Poof, it's gone. Yes, the NBA and NFL went through equally acrimonious lockouts in the past two years, but they started this race for public attention so far ahead of the NHL in the U.S. they could afford a stumble. The NFL could probably sleep for a decade and still be a mile ahead of the NHL. But Gary Bettman's league had no such margin for error in an indifferent American marketplace. It now must tell the corporate and broadcast industries that it can't reliably deliver either its stars or its premium events. (Amusing how, in these negotiations, it's the NHL betting against its future prosperity while the players's side predicts untold riches for the league in the future. How's that work?)

Did the NHL think it would ever come to this? We don't know, because no one has a spare million dollars kicking around their pocket to pay Bettman's stock fine for loose lips on the management side. The players, too, must be double clutching at the realization that the league will once again burn down the village to save the inhabitants inside. Whatever bets they made are closed out.

The public, meanwhile, is disinterested in the bun fight over billions. Social media mocks both sides every day. Television viewers are sampling life outside the hockey bubble. (It's the perfect time to catch up on all seasons of Breaking Bad or Boardwalk Empire). Distressed fans of the U.S. northeast are consumed by the tragedy of Sandy, not Gary.

We still believe there will be hockey this year when the two sides bore of bleeding each other white. Gary Bettman will give out a Stanley Cup to some team captain. But, to paraphrase Ernest Thayer, "Somewhere men are laughing/somewhere people shout/ but there is no joy in Hockeyville/ the NHL has struck out

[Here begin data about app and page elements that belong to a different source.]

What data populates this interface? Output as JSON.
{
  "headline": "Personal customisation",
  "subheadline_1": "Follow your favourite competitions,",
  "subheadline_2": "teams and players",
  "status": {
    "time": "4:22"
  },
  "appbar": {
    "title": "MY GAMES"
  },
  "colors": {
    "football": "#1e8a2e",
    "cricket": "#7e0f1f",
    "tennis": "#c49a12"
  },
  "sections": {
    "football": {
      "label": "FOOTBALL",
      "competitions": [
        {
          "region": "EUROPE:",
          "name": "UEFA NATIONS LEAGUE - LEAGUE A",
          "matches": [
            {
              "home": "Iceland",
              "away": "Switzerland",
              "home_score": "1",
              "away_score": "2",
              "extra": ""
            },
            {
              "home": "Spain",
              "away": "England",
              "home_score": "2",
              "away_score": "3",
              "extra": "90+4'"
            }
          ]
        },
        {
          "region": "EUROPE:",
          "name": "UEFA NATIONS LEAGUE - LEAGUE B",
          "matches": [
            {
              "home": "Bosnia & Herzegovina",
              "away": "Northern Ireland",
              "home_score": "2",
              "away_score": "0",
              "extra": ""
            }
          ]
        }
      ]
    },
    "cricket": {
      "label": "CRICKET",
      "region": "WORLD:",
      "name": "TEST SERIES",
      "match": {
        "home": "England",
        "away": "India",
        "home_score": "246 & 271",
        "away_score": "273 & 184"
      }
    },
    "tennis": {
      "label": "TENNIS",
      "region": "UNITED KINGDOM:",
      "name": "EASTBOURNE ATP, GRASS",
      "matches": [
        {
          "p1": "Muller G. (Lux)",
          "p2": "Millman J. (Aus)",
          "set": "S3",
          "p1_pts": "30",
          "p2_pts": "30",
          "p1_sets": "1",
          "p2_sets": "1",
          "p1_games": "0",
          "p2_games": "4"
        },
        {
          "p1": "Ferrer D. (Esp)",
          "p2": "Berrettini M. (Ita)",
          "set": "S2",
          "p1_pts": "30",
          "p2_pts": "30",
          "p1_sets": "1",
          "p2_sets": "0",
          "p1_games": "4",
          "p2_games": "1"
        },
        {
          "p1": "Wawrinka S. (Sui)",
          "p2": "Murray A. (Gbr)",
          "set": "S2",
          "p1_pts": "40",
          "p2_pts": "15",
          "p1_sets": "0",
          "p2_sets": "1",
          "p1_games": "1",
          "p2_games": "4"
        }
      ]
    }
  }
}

Raptors Response

We now know that if a tree falls in the middle of the hockey forest, fans will watch basketball instead. An average 346,000 viewers tuned in Wednesday to TSN for the Toronto Raptors' losing home debut against Indiana. It was the most-watched Raptors game on Canadian TV since the 2009-10 season. Will be interesting to see how much of that audience the Raptors hold if they lose regularly or, heaven forbid, the hockey guys return to their senses.

The Crash Soars

We mentioned TSN's Engraved On A Nation film The Crash two weeks ago. It follows the journey of Calgary Stampeder offensive tackle Edwin Harrison as he investigating the death of his grandfather Calvin Jones in a plane crash in December of 1956.

Jones, a rookie with Winnipeg, was returning home from the all-star game in Vancouver when his plane crashed in the Rockies, killing him, four other CFL all-stars and 57 others. Making it more tragic, Jones missed a morning flight home that carried his teammates, including legendary player/coach Bud Grant.

Had a chance to view Paul Cowan's film, which is showing Friday at 8 p.m. ET on TSN. We can report that it is on a par with ESPN's excellent 30 for 30 series. Harrison is the stoic narrator as his journey takes him from a reunion with the long-lost side of his father's family in Steubenville, Ohio, to the crash site on the steep precipice of the mountain near Chilliwack, B.C., that claimed his grandfather's life. (The site is so remote the bodies were never recovered.)

This might be our favourite in the fine Engraved On A Nation series thus far. As the CFL works to remain relevant in a very competitive sports markets, making the bond between the game and its culture is crucial. Hopefully the next CFL broadcast contact will bring more of the same supporting programming about the league's place in Canada. / @dowbboy